Just so that you’re absotutely, posilively sure you know that a quote is coming from Cathy Cline, the writer repeats that info. Normally, a writer gives the titles of movies and TV shows some sort of special treatment, like italic or quotation marks. Not this writer! That stuff’s for writers who don’t trust their readers to know a title from their elbow. With thinking like that (and an extra word or two), this writer is going to become super-successful:
Here’s one of those errors I’ve never seen before: the possessive of the plural dolls. I guess this gal didn’t know if the apostrophe goes before or after the S, so she put it both before and after. Clever, no? She’s also unfamiliar with the correct handling of quotes within quotations. The inner quoted material should be surrounded by single quotation marks, not double. That’s one punctuation rule that seems to have eluded our writer. And the difference between allude (which means “to refer to”) and elude (which means “to escape or evade”) has definitely eluded her. She’s also not too good with copying information. If she had just used Copy and Paste commands on the Barbie website, she wouldn’t have to rely on her faulty memory. There’s no Sleepover Barbie. It’s Slumber Party Barbie. Oh, and that comma doesn’t belong there:

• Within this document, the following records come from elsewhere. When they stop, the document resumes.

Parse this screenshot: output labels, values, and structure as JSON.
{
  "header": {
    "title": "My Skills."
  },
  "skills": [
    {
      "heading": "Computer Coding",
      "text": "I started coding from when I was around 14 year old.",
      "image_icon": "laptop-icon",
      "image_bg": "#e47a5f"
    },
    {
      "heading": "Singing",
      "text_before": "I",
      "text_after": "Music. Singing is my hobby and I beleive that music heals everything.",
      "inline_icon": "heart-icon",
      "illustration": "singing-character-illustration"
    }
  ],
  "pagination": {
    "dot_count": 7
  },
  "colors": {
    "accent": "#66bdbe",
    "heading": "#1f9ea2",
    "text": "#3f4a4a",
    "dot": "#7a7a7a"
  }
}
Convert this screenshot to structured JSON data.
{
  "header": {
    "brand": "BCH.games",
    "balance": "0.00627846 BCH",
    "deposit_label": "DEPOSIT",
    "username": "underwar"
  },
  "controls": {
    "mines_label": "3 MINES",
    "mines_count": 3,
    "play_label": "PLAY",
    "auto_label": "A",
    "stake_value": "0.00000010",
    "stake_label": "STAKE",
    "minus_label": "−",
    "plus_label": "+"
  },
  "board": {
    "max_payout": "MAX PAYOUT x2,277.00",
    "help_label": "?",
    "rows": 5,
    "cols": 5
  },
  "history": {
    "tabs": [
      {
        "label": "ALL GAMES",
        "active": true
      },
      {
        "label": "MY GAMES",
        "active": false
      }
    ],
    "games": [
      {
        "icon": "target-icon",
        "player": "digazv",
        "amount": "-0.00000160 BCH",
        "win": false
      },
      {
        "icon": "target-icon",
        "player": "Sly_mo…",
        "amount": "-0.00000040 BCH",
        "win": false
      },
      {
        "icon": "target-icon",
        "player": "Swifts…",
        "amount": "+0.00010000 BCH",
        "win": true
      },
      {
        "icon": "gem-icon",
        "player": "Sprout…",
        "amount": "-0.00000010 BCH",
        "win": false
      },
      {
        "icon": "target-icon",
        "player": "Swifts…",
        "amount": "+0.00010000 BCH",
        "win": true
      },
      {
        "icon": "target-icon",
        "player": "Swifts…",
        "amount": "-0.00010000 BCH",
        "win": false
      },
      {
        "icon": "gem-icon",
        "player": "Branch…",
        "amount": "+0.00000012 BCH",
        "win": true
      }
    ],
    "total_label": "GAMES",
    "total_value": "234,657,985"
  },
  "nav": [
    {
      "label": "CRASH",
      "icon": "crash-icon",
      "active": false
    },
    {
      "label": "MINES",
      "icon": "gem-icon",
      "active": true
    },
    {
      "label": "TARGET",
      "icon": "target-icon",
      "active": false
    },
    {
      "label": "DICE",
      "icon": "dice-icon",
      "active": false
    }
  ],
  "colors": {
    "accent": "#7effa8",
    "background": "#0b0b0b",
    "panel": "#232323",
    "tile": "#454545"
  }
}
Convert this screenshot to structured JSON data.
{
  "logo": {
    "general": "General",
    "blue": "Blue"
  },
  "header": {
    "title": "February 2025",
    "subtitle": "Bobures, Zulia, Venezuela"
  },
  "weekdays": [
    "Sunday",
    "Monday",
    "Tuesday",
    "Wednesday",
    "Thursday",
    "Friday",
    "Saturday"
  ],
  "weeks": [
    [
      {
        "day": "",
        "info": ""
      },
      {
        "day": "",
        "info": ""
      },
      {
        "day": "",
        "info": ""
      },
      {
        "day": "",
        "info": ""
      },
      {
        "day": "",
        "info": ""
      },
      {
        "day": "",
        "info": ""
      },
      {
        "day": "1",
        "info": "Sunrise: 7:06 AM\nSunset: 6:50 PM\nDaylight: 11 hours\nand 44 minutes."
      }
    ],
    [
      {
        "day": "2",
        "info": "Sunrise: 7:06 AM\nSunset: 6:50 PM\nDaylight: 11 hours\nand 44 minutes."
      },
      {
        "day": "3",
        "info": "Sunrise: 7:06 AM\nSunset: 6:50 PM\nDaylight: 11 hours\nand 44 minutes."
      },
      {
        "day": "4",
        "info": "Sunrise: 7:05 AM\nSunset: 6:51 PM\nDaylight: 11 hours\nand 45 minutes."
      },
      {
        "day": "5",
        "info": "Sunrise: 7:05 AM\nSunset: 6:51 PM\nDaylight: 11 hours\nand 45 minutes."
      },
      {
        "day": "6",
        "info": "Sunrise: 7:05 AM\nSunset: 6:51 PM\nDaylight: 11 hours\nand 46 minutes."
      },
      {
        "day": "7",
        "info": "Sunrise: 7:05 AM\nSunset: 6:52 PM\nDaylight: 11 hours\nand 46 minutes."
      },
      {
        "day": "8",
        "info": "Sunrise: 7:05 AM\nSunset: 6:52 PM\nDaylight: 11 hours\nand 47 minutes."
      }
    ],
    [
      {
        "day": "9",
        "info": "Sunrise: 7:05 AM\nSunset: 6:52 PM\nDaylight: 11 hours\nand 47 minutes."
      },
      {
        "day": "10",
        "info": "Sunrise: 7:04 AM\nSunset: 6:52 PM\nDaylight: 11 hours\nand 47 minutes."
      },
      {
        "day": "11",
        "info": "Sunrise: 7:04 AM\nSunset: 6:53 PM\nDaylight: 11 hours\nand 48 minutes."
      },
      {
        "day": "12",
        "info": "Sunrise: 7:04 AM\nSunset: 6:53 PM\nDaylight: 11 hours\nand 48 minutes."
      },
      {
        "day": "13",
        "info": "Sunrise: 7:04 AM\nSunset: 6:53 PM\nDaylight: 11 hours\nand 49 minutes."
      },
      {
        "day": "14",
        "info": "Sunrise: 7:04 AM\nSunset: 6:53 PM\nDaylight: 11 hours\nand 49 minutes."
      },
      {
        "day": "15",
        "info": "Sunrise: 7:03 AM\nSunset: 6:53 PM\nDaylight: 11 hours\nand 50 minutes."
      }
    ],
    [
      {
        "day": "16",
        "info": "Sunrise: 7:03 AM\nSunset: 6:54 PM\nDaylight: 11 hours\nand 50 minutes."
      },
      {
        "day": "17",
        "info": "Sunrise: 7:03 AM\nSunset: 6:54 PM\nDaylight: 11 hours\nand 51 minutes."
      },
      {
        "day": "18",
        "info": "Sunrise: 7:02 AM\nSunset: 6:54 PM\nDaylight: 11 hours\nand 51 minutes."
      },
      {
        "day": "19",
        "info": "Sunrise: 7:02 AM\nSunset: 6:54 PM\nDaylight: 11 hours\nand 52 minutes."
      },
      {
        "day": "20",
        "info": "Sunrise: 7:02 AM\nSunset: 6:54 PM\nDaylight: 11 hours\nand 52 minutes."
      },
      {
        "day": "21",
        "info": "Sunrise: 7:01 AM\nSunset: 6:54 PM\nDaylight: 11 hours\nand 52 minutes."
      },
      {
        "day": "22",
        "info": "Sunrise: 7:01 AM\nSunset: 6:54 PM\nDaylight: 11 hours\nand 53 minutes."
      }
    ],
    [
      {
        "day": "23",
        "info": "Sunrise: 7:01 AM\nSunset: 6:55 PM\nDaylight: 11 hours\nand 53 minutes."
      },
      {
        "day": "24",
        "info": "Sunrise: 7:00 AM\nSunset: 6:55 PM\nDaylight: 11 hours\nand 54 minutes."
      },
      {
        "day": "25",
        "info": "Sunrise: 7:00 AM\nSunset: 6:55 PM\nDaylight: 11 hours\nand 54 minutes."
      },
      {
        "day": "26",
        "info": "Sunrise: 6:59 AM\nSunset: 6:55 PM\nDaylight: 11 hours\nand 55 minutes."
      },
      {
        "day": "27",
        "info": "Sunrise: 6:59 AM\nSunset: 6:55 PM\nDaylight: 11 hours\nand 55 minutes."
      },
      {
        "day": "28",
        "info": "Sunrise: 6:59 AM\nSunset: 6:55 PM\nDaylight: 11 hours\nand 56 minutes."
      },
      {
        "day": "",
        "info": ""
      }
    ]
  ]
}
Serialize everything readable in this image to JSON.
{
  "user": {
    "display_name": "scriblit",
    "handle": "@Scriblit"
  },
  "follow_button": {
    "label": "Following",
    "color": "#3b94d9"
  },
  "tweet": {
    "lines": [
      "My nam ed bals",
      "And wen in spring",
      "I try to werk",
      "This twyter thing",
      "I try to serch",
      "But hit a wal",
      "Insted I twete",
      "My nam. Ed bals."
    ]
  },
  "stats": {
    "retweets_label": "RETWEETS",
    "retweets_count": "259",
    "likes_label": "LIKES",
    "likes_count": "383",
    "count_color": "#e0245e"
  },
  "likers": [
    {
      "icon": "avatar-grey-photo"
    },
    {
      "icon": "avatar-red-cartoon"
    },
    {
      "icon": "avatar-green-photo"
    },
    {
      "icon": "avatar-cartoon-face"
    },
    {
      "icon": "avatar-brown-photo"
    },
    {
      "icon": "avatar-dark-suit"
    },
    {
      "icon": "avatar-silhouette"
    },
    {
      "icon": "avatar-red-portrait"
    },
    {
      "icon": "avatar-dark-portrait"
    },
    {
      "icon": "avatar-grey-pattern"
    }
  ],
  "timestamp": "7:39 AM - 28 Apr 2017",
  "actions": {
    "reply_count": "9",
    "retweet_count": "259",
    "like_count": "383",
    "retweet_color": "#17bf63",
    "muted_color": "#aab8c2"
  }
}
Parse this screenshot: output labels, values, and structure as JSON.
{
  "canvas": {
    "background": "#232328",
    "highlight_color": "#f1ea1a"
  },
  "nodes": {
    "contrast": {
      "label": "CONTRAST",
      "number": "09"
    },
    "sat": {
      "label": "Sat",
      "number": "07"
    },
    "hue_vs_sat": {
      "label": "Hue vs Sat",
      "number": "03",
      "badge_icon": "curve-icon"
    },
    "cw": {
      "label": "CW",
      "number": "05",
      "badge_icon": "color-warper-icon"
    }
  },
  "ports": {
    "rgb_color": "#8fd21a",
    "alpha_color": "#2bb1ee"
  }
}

Wowser. I was willing to let the whole dolls’s thing slide as a simple typo until I saw this:
This writer is really struggling with English. She’s got a real problem with pronouns. The antecedent of the pronoun they appears to missing. Did she think that it could possibly refer to company, which in the U.S. is singular?
It’s no surprise that the writer throws in another extraneous comma; gives up on trying to form the possessive of dolls, and instead goes for the possessive of the singular doll, even though the sentence requires the plural; and puts a hyphen in oversized:
Old errors, new errors. This article has some of everything. Unfortunately.